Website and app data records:
# # # # # # #
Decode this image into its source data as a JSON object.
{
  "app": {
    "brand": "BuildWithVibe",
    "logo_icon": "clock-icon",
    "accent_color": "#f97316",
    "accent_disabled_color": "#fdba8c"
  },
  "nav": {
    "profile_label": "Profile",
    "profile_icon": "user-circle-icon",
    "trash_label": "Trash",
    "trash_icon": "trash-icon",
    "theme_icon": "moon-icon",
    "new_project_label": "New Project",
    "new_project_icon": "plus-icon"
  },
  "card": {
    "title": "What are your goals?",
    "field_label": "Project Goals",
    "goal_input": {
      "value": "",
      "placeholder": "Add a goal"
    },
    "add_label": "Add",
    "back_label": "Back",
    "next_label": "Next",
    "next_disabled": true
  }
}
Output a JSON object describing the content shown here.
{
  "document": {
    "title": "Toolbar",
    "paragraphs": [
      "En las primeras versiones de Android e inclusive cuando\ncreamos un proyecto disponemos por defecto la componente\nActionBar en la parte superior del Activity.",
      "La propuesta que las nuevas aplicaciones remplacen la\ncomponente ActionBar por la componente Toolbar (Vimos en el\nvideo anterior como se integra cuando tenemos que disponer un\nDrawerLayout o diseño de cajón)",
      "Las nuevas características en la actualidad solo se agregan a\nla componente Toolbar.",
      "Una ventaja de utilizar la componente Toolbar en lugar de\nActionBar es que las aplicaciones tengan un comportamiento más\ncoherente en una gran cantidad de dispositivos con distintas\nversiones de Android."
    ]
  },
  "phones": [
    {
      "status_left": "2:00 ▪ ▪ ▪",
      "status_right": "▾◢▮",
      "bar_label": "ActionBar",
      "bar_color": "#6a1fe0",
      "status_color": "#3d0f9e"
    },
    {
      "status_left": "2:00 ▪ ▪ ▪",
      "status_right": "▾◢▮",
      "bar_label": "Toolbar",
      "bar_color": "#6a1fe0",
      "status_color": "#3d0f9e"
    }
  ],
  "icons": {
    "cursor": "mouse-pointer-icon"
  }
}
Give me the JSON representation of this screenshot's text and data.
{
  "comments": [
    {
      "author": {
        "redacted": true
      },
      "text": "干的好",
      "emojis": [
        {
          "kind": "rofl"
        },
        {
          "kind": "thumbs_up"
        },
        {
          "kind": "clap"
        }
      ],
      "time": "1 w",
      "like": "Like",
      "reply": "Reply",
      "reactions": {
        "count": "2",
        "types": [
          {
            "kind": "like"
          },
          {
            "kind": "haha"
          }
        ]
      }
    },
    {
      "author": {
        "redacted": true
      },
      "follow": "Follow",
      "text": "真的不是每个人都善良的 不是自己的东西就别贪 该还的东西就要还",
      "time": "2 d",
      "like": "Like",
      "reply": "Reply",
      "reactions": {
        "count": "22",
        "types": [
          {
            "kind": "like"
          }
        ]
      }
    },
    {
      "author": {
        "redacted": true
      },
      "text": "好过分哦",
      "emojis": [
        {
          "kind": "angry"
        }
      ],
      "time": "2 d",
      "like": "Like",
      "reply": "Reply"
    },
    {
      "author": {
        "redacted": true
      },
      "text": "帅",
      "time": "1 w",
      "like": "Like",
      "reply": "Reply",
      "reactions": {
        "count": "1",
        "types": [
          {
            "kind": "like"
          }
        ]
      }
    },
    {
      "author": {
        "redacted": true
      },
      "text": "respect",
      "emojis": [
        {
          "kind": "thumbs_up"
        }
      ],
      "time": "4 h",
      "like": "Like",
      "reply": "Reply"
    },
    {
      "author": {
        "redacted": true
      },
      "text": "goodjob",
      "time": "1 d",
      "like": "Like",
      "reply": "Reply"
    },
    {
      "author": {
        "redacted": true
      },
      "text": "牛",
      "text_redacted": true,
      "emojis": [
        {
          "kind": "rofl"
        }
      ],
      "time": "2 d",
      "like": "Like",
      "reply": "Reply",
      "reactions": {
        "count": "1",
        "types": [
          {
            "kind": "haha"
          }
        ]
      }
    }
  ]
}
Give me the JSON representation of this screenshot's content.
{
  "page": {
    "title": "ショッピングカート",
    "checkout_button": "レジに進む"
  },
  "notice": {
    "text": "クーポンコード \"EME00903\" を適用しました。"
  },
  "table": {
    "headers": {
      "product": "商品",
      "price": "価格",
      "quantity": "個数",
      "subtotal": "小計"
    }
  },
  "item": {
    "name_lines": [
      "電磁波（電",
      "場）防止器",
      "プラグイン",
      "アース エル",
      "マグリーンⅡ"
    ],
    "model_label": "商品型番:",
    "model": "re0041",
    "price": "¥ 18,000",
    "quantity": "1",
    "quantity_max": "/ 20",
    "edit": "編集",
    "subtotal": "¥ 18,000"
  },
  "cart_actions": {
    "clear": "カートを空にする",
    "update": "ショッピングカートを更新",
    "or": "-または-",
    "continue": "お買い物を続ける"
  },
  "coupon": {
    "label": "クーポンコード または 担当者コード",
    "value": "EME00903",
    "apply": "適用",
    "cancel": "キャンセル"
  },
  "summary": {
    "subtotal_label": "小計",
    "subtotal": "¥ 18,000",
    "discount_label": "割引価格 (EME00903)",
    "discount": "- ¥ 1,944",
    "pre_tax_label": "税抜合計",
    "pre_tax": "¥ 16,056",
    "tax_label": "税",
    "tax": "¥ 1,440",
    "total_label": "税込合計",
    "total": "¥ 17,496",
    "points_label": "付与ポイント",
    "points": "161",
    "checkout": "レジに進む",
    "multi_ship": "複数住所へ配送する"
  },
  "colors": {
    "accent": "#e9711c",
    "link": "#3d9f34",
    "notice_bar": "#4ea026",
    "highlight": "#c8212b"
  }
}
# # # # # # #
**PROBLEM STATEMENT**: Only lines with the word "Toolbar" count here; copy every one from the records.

**OUTPUT FOR THIS TASK**:
    "title": "Toolbar",
      "La propuesta que las nuevas aplicaciones remplacen la\ncomponente ActionBar por la componente Toolbar (Vimos en el\nvideo anterior como se integra cuando tenemos que disponer un\nDrawerLayout o diseño de cajón)",
      "Las nuevas características en la actualidad solo se agregan a\nla componente Toolbar.",
      "Una ventaja de utilizar la componente Toolbar en lugar de\nActionBar es que las aplicaciones tengan un comportamiento más\ncoherente en una gran cantidad de dispositivos con distintas\nversiones de Android."
      "bar_label": "Toolbar",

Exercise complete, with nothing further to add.